Bitcoin mining
The Archive Poster extension was found secretly mining Monero via the Chrome browser - File photo Dado Ruvic/Reuters

The year 2017 has been a watershed one for cryptocurrency as its value, interest and acceptance continued to surge in recent months, both for legitimate and nefarious actors. Looking to tap into the growing market, several websites have been caught hijacking users' computer resources to secretly mine digital currency without their knowledge or permission.

Now, a popular Chrome extension with over 105,000 users has been found running the in-browser cryptocurrency miner Coinhive that covertly hijacks visitors' CPU processing power to mine Monero.
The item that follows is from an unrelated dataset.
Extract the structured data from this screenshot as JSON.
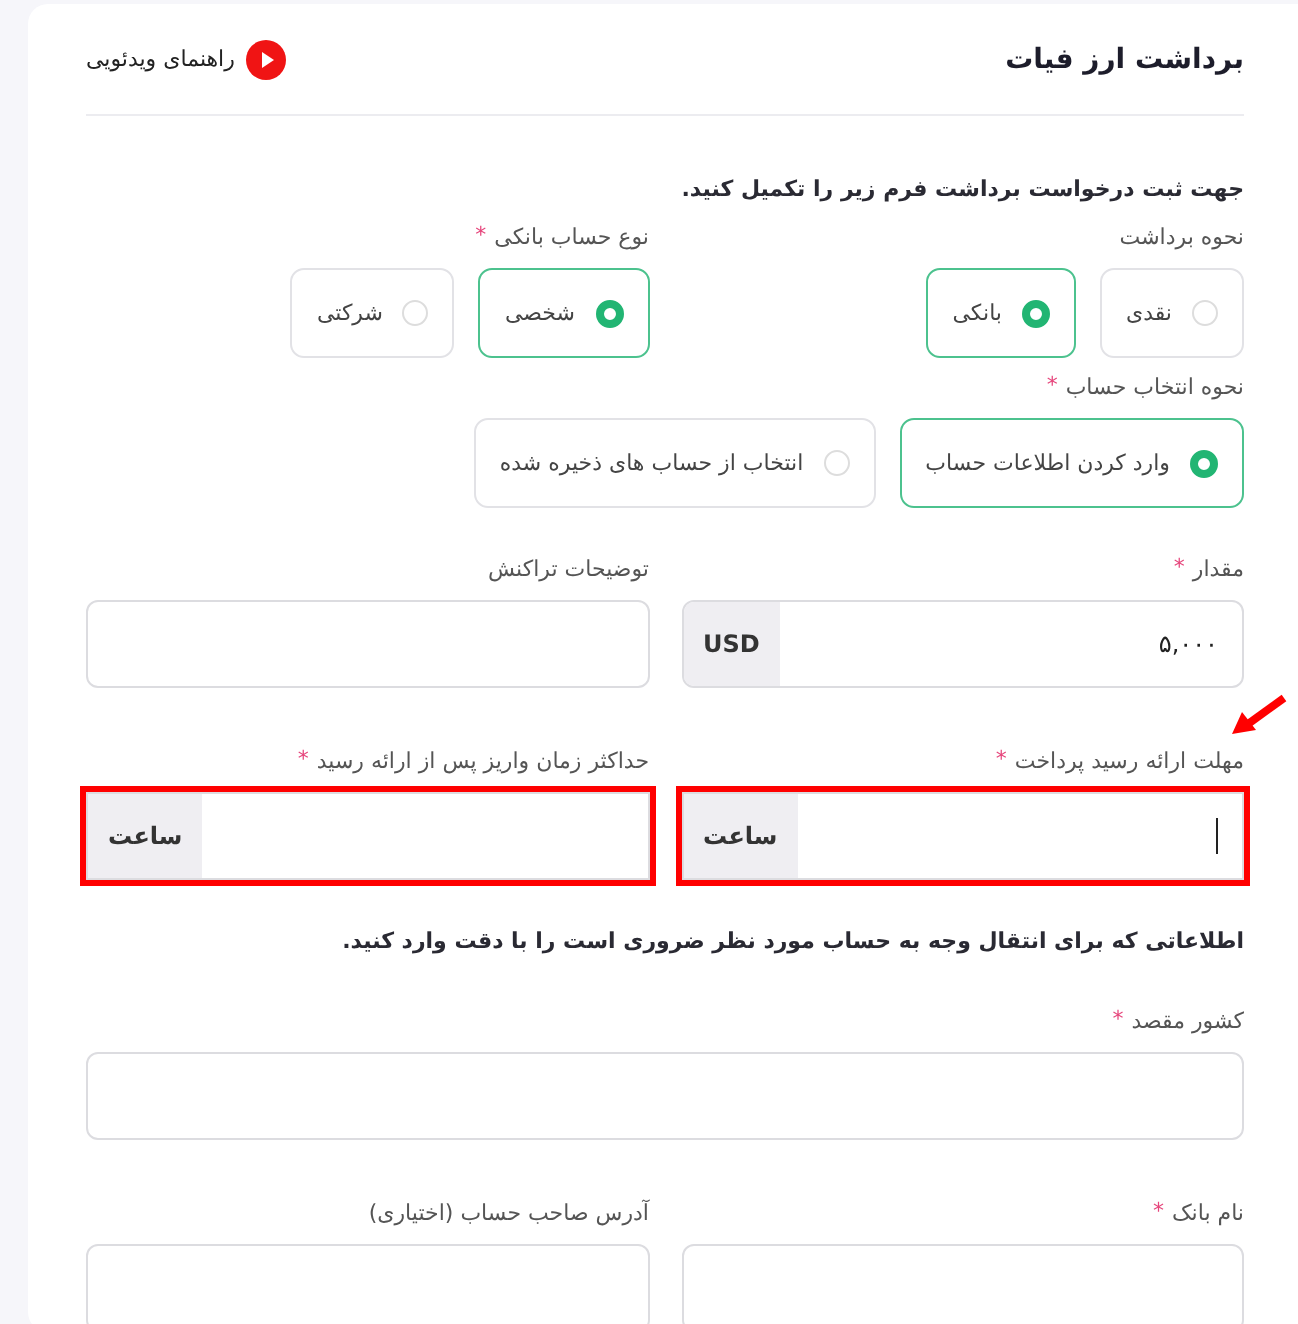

According to Bleeping Computer, Archive Poster — an extension that allows Tumblr users to reblog or report from other websites — was found running Coinhive with a number of users reporting significant spikes in their CPU usage.

Extension users reported observing the change around the beginning of December and have bombarded the Chrome web store with bad reviews.

"Do not use this extension as it comes loaded with a cryptocurrency mining script. Once installed it makes requests to coinhive which eats up your CPU time and slows your computer down massively. Avoid," one user wrote.

Essence Labs, the developer behind Archive Poster, confirmed the existence of the cryptominer but said the Chrome extension was hacked.

"An old team member who was responsible for updating the extension had his Google account compromised," Essence Labs told PCMag. "Somehow the extension was hijacked to another Google account. In the meantime we have alerted the users to use a safe version of the extension on a different link."

The developer has not provided any details on when or how the hack took place or who was responsible for it.

The discovery comes after numerous websites were found with hidden cryptomining programmes and script embedded, either intentionally or the work of hackers. Over the past few months, The Pirate Bay, Showtime, Starbucks, Politifact and UFC's website were found running cryptocurrency miners such as Coinhive without users' express consent.

Security researcher Troy Mursch, who goes by @Bad_packets on Twitter, has been tracking the cryptojacking trend and also reported the cryptojacking malware found in Archive Poster. He recently reported that telecom firm Movistar's official website was found hosting Coinhive as well.

Besides PCs and websites, hackers have also targeted Android apps and Facebook Messenger to generate cryptocurrency as well.

Security researchers say the surge in browser-based mining is linked to the launch of the easy-to-use Coinhive service and warned that a virtual currency "arms race" is brewing between cybercriminals and defenders.

Coinhive was also targeted by hackers in October who hijacked its server, tweaked its settings and briefly redirected generated cryptocurrency to a third-party server. The company has not disclosed how much revenue was lost in the attack.